I think there’s a great story in that idea.  What if Rachel got to school and discovered that everyone WAS better than her?  What if she didn’t get into the school at all?  There’s a much more interesting dramatic show in our “big three” trapped at home and trying to figure out their next move, realizing that high school is genuinely over.


They kinda-sorta did it with Finn, until the show let him off the hook and put him in charge of the Glee club.


Heck, we even know there’s a local community theater on the show, why not get them involved in that, and have them try to work out what they’re really going to do with their lives?  I would have even been fine with Rachel eventually getting into her big, fancy, school, but mostly I want her to fail for a while.


Yeah, yeah.  I know.  None of that is going to happen.  Such is life.




I went on and on about how sad I will be when this is gone, and how much sadder I will be if this show doesn’t eventually grab and keep an ever-expanding audience. 


Suffice to say, if you’re not overly averse to adult situations and graphic violence, it’s a brilliant, brilliant show. 
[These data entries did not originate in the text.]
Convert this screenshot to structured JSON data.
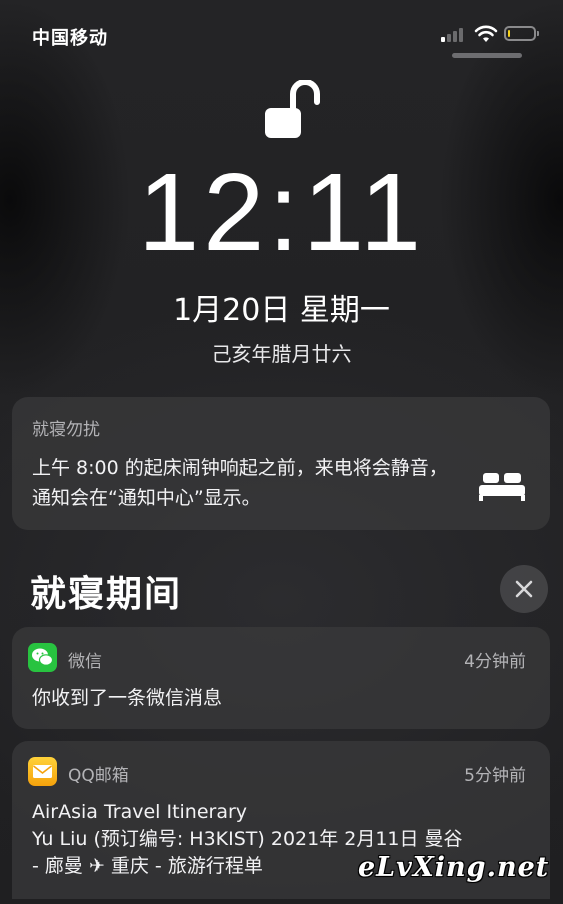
{
  "status_bar": {
    "carrier": "中国移动",
    "signal_bars_active": 1,
    "signal_bars_total": 4,
    "battery_level": 0.1,
    "battery_color": "#f5d11c"
  },
  "lock": {
    "icon": "unlocked-padlock-icon",
    "time": "12:11",
    "date": "1月20日 星期一",
    "lunar_date": "己亥年腊月廿六"
  },
  "dnd_card": {
    "title": "就寝勿扰",
    "body": "上午 8:00 的起床闹钟响起之前，来电将会静音，通知会在“通知中心”显示。",
    "icon": "bed-icon"
  },
  "section": {
    "title": "就寝期间",
    "clear_icon": "close-icon"
  },
  "notifications": [
    {
      "app": "微信",
      "icon": "wechat-icon",
      "time": "4分钟前",
      "body": "你收到了一条微信消息"
    },
    {
      "app": "QQ邮箱",
      "icon": "mail-icon",
      "time": "5分钟前",
      "body_lines": [
        "AirAsia Travel Itinerary",
        "Yu Liu (预订编号: H3KIST) 2021年 2月11日 曼谷",
        "- 廊曼 ✈ 重庆 - 旅游行程单"
      ]
    }
  ],
  "watermark": "eLvXing.net"
}
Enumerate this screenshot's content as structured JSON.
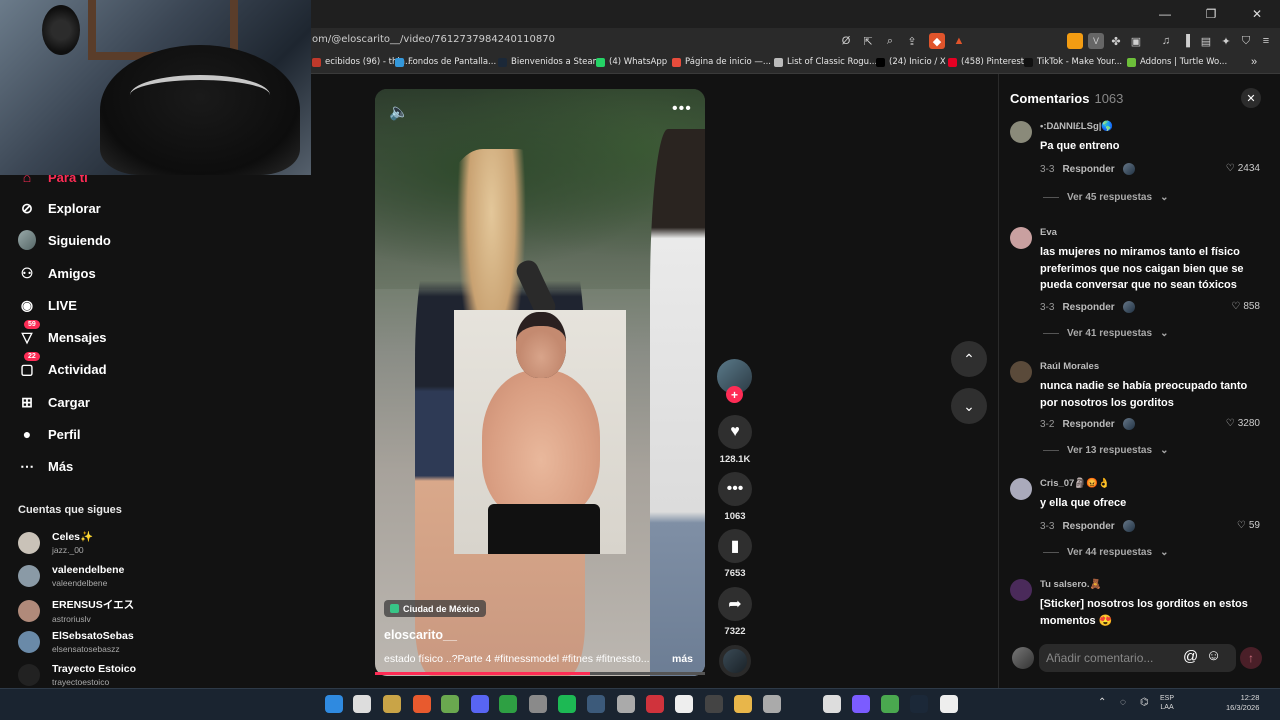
{
  "browser": {
    "url": "om/@eloscarito__/video/7612737984240110870",
    "bookmarks": [
      {
        "label": "ecibidos (96) - thia...",
        "color": "#c0392b"
      },
      {
        "label": "Fondos de Pantalla...",
        "color": "#3498db"
      },
      {
        "label": "Bienvenidos a Steam",
        "color": "#1b2838"
      },
      {
        "label": "(4) WhatsApp",
        "color": "#25d366"
      },
      {
        "label": "Página de inicio —...",
        "color": "#e74c3c"
      },
      {
        "label": "List of Classic Rogu...",
        "color": "#bbbbbb"
      },
      {
        "label": "(24) Inicio / X",
        "color": "#000000"
      },
      {
        "label": "(458) Pinterest",
        "color": "#e60023"
      },
      {
        "label": "TikTok - Make Your...",
        "color": "#111111"
      },
      {
        "label": "Addons | Turtle Wo...",
        "color": "#6dbf3a"
      }
    ]
  },
  "sidebar": {
    "items": [
      {
        "label": "Para ti",
        "icon": "home-icon"
      },
      {
        "label": "Explorar",
        "icon": "compass-icon"
      },
      {
        "label": "Siguiendo",
        "icon": "avatar"
      },
      {
        "label": "Amigos",
        "icon": "friends-icon"
      },
      {
        "label": "LIVE",
        "icon": "live-icon"
      },
      {
        "label": "Mensajes",
        "icon": "message-icon",
        "badge": "59"
      },
      {
        "label": "Actividad",
        "icon": "activity-icon",
        "badge": "22"
      },
      {
        "label": "Cargar",
        "icon": "upload-icon"
      },
      {
        "label": "Perfil",
        "icon": "profile-icon"
      },
      {
        "label": "Más",
        "icon": "more-icon"
      }
    ],
    "following_title": "Cuentas que sigues",
    "accounts": [
      {
        "name": "Celes✨",
        "user": "jazz._00"
      },
      {
        "name": "valeendelbene",
        "user": "valeendelbene"
      },
      {
        "name": "ERENSUSイエス",
        "user": "astroriuslv"
      },
      {
        "name": "ElSebsatoSebas",
        "user": "elsensatosebaszz"
      },
      {
        "name": "Trayecto Estoico",
        "user": "trayectoestoico"
      }
    ]
  },
  "video": {
    "location": "Ciudad de México",
    "author": "eloscarito__",
    "caption": "estado físico ..?Parte 4 #fitnessmodel #fitnes #fitnessto...",
    "more": "más",
    "progress": 0.65
  },
  "actions": {
    "likes": "128.1K",
    "comments": "1063",
    "saves": "7653",
    "shares": "7322"
  },
  "comments_panel": {
    "title": "Comentarios",
    "count": "1063",
    "input_placeholder": "Añadir comentario...",
    "reply_label": "Responder",
    "items": [
      {
        "user": "•:D∆NNI£LSg|🌎",
        "text": "Pa que entreno",
        "date": "3-3",
        "likes": "2434",
        "replies": "Ver 45 respuestas"
      },
      {
        "user": "Eva",
        "text": "las mujeres no miramos tanto el físico preferimos que nos caigan bien que se pueda conversar que no sean tóxicos",
        "date": "3-3",
        "likes": "858",
        "replies": "Ver 41 respuestas"
      },
      {
        "user": "Raúl Morales",
        "text": "nunca nadie se había preocupado tanto por nosotros los gorditos",
        "date": "3-2",
        "likes": "3280",
        "replies": "Ver 13 respuestas"
      },
      {
        "user": "Cris_07🗿😡👌",
        "text": "y ella que ofrece",
        "date": "3-3",
        "likes": "59",
        "replies": "Ver 44 respuestas"
      },
      {
        "user": "Tu salsero.🧸",
        "text": "[Sticker] nosotros los gorditos en estos momentos 😍",
        "date": "",
        "likes": "",
        "replies": ""
      }
    ]
  },
  "taskbar": {
    "lang_top": "ESP",
    "lang_bottom": "LAA",
    "time": "12:28",
    "date": "16/3/2026"
  }
}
We’re only a week and change from April now, and soon shows will start to slip off the air.  Spartacus only has three episodes to go, which clears the path for us to watch Game of Thrones.  Walking Dead only has a couple more week to kill (hah!) and then we’ll be into May, and it will finally be time to watch all the Bunheads and Parks and Recreation episodes I’ve been hoarding.


Who knows?  Maybe we’ll finally finish watching Lost this summer…



No comments:

Post a Comment